**Assigned task**: Determine how many lines of the material hold the string "speaking" and reply with only that number.

*** Data records ***

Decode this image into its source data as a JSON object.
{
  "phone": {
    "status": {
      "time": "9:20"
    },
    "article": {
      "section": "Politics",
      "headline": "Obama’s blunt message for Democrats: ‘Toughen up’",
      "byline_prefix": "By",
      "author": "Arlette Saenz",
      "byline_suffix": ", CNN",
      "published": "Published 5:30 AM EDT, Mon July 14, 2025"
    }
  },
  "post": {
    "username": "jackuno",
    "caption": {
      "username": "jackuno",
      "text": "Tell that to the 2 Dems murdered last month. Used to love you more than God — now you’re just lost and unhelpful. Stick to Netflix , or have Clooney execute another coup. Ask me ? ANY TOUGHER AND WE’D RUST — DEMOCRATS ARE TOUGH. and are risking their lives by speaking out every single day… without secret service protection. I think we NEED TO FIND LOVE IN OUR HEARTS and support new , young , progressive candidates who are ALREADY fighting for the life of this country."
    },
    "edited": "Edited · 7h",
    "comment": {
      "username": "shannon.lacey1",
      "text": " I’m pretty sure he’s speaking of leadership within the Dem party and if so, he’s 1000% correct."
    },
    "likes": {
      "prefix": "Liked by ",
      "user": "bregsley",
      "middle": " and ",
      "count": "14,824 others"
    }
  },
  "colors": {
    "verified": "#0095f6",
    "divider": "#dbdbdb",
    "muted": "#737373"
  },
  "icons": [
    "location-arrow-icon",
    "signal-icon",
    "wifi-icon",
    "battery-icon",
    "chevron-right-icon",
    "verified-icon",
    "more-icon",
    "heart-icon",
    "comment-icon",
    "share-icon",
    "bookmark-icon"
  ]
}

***

**Solution for this task**: 2